One of the pilots is a local physician named William Dickson Schaefer, M.D., with Fayetteville Orthopaedics & Sports Medicine. Dr. Schaefer will be using his private Cessna-182 to deliver test specimens to Nashville, Tennessee for testing by a national laboratory.
Cape Fear Health says they use a private company for testing, as opposed to going to the state, because they can get quicker results; however, the private company does not offer commercial courier flights on the weekend.
With volunteers like Schaefer, they hope to change that for anxious patients and medical personnel.
"If you think you may have COVID, and it could potentially be fatal - it could make you pretty anxious," Schaefer said.
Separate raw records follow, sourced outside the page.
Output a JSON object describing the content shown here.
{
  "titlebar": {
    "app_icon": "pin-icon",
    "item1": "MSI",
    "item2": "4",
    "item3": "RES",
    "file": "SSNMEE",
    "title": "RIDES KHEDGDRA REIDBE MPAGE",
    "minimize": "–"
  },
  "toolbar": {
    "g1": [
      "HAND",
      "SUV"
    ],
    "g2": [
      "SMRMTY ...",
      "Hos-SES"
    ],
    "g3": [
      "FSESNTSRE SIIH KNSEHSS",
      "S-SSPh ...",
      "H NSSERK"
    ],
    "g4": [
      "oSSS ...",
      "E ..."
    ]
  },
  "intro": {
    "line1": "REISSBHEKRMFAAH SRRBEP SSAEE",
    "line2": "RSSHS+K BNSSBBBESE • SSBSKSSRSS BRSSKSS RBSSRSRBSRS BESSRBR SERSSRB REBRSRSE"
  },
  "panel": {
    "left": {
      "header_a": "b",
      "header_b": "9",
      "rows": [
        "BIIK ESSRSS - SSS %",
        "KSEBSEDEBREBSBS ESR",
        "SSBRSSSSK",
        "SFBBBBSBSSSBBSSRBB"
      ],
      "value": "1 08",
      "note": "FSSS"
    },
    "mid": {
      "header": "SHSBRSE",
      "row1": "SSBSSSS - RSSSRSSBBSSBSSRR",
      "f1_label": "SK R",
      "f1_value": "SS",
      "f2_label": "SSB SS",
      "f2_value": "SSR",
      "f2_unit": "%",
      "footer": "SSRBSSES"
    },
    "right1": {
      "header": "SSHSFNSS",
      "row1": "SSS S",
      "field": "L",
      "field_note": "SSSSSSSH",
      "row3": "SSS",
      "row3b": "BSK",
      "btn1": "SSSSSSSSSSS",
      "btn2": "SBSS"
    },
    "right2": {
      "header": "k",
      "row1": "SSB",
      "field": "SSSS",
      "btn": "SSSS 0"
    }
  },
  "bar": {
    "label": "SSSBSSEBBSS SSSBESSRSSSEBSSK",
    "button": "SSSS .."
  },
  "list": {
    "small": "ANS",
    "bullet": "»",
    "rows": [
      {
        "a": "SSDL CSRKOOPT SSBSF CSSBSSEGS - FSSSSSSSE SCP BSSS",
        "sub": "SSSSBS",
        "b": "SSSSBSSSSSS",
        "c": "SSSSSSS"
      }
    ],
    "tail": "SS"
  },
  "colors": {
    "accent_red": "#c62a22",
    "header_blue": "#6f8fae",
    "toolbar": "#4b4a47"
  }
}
FULL CORONAVIRUS COVERAGE
On Saturday, Schaefer, who's been flying for around four years, will transport the 20 to 30 test kits to Asheville. There, another Angel Flight Soars' volunteer will deliver the items to the Nashville laboratory, cutting the testing time from two to three days to just 24 hours.
GOOD NEWS: @capefearvalley is teaming up with @angelflightsoar to deliver #COVID19 test kits to a facility in Nashville, TN on the weekends. This will cut a patient's wait time for results from 2-3 days to 24 hours. At 11, meet the local doctor helping fly the kits. @ABC11_WTVD pic.twitter.com/LZA29Mx6rI— Michael Lozano (@MLozanoABC11) April 17, 2020
"Instead of getting a result on Friday night on Tuesday, we can fly them out on a Saturday and get them back on Sunday," Schaefer added.
The physician tells ABC11 that means more real-time negative and positive cases, less PPE used, and most importantly: easing the worry of everyone involved.
Concern that Schaefer says his daughter, who's a nurse in the baby unit of a local hospital, is always dealing with.
"There are a lot of general aviation pilots who are looking for a reason to fly and would like to help the community with our hobby," Schaefer said.
Angel Flights Soars' volunteers are helping hospitals all across the southeast region.
The organization has been coordinating free flights for patients needing life-changing medical treatments, as well as offering essential medical transports during emergencies for 37 years.
With Schaefer's office seeing a major decrease in patients because of current guidelines, he's happy to be lending a helping hand.
"I don't really treat patients with coronavirus, so it's nice that, while I can't work, at least I can do something to help with the case," Schaefer said.
Cape Fear Valley Health says Schaefer will leave for Asheville to deliver the first round of test kits to make it to Nashville's airport the same day, where the courier service will pick up the specimens.